The Extreme-ultraviolet Stellar Characterization for Atmospheric Physics and Evolution (ESCAPE) mission aims to find environments beyond Earth’s solar system that might host planets with thick atmospheres to support life.
The long-term stability of exoplanetary atmospheres depends critically on the extreme-ultraviolet (EUV) flux from the host star. The EUV flux likely drives the demographics of the short-period planet population as well the ability for rocky planets to maintain habitable environments long enough for the emergence of life. ESCAPE is an astrophysics Small Explorer proposed to NASA that employs extreme- and far-ultraviolet spectroscopy (70 – 1800 Angstroms) to characterize the high-energy radiation environment in the habitable zones (HZs) around nearby stars.
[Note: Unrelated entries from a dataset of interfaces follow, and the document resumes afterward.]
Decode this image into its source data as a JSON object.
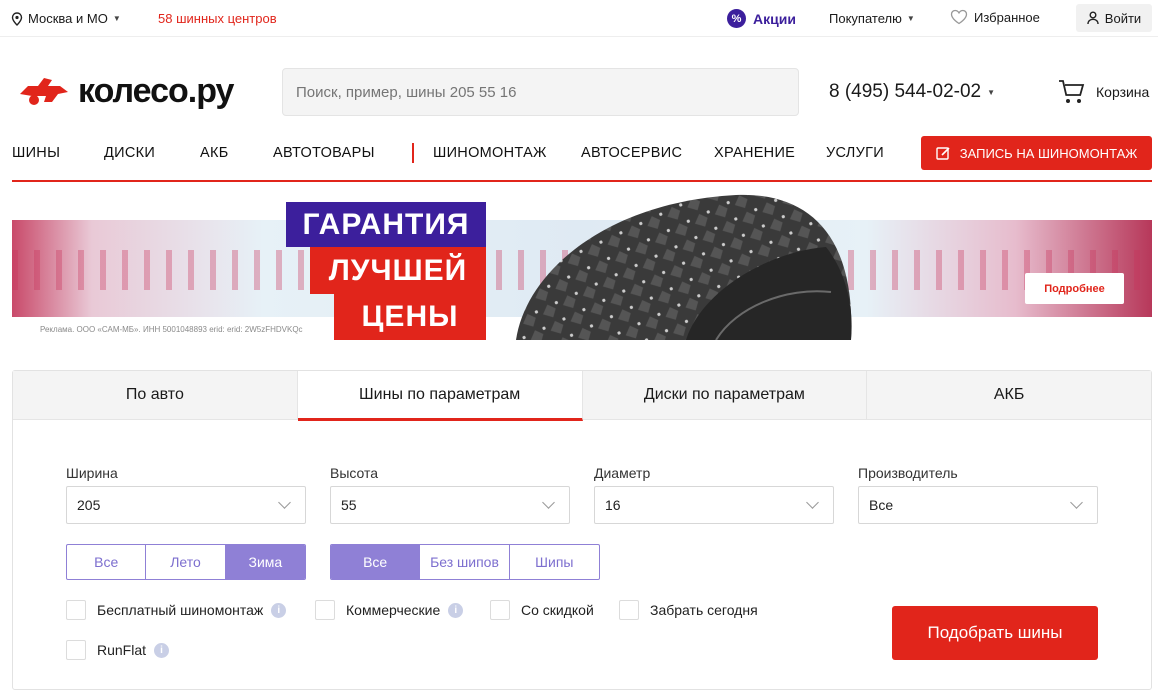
{
  "topbar": {
    "city": "Москва и МО",
    "centers": "58 шинных центров",
    "promo": "Акции",
    "buyer": "Покупателю",
    "favorites": "Избранное",
    "login": "Войти"
  },
  "header": {
    "logo": "колесо.ру",
    "search_placeholder": "Поиск, пример, шины 205 55 16",
    "phone": "8 (495) 544-02-02",
    "cart": "Корзина"
  },
  "nav": {
    "items": [
      "ШИНЫ",
      "ДИСКИ",
      "АКБ",
      "АВТОТОВАРЫ",
      "ШИНОМОНТАЖ",
      "АВТОСЕРВИС",
      "ХРАНЕНИЕ",
      "УСЛУГИ"
    ],
    "book": "ЗАПИСЬ НА ШИНОМОНТАЖ"
  },
  "banner": {
    "line1": "ГАРАНТИЯ",
    "line2": "ЛУЧШЕЙ",
    "line3": "ЦЕНЫ",
    "more": "Подробнее",
    "ad": "Реклама. ООО «САМ-МБ». ИНН 5001048893 erid: erid: 2W5zFHDVKQc"
  },
  "selector": {
    "tabs": [
      "По авто",
      "Шины по параметрам",
      "Диски по параметрам",
      "АКБ"
    ],
    "active_tab": 1,
    "fields": [
      {
        "label": "Ширина",
        "value": "205"
      },
      {
        "label": "Высота",
        "value": "55"
      },
      {
        "label": "Диаметр",
        "value": "16"
      },
      {
        "label": "Производитель",
        "value": "Все"
      }
    ],
    "season": [
      "Все",
      "Лето",
      "Зима"
    ],
    "season_selected": "Зима",
    "studs": [
      "Все",
      "Без шипов",
      "Шипы"
    ],
    "studs_selected": "Все",
    "checkboxes": [
      "Бесплатный шиномонтаж",
      "Коммерческие",
      "Со скидкой",
      "Забрать сегодня",
      "RunFlat"
    ],
    "submit": "Подобрать шины"
  },
  "colors": {
    "brand_red": "#e1251b",
    "promo_purple": "#3c1f9c",
    "toggle_violet": "#8f80d6"
  }
}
ESCAPE provides the first comprehensive study of the stellar EUV environments that control atmospheric mass-loss and determine the habitability of rocky exoplanets. ESCAPE’s prime mission is driven by two spectroscopic surveys: 1) a broad survey of EUV and FUV flux from 200 nearby (d < 100 pc) F, G, K, and M stars, providing direct input into atmospheric evolution models. The mission targets stars with a range of ages and activity levels, and places an emphasis on stars with known exoplanets. 2) A deep monitoring survey (~2 weeks per star) of 24 targets-of-interest to measure the stellar flare frequency distribution and constrain the CME rate and high-energy particle fluence from these objects. Together, these surveys provide the crucial stellar drivers that regulate habitable environments on planets targeted by upcoming atmospheric characterization missions, from JWST to LUVOIR.
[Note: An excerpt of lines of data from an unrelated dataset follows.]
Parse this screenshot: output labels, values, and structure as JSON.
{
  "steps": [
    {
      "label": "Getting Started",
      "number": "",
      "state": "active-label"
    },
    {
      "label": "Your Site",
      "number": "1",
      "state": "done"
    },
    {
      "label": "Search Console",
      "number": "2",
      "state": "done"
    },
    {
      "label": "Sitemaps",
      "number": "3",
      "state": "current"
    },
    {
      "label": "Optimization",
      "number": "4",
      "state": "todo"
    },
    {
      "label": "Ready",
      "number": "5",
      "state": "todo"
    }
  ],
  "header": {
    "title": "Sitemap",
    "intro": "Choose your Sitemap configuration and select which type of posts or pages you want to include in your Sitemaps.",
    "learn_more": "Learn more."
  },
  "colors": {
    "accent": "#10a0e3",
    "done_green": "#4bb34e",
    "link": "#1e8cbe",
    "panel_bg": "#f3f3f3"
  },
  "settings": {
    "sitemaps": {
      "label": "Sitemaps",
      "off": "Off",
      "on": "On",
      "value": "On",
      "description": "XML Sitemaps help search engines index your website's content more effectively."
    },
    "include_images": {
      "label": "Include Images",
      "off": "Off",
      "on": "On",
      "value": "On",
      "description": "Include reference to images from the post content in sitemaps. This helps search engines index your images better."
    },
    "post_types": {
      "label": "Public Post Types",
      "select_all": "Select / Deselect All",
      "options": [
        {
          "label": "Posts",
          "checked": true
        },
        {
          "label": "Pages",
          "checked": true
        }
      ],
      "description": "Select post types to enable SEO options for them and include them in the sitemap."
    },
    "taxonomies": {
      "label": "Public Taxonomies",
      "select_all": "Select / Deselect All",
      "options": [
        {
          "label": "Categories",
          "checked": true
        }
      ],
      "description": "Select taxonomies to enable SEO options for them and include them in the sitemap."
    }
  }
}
For more details on ESCAPE, check out the ESCAPE webpage: escapetelescope.org.
The text of this webpage is available for modification and reuse under the terms of the Creative Commons Attribution-Sharealike 3.0 Unported License and the GNU Free Documentation License (unversioned, with no invariant sections, front-cover texts, or back-cover texts).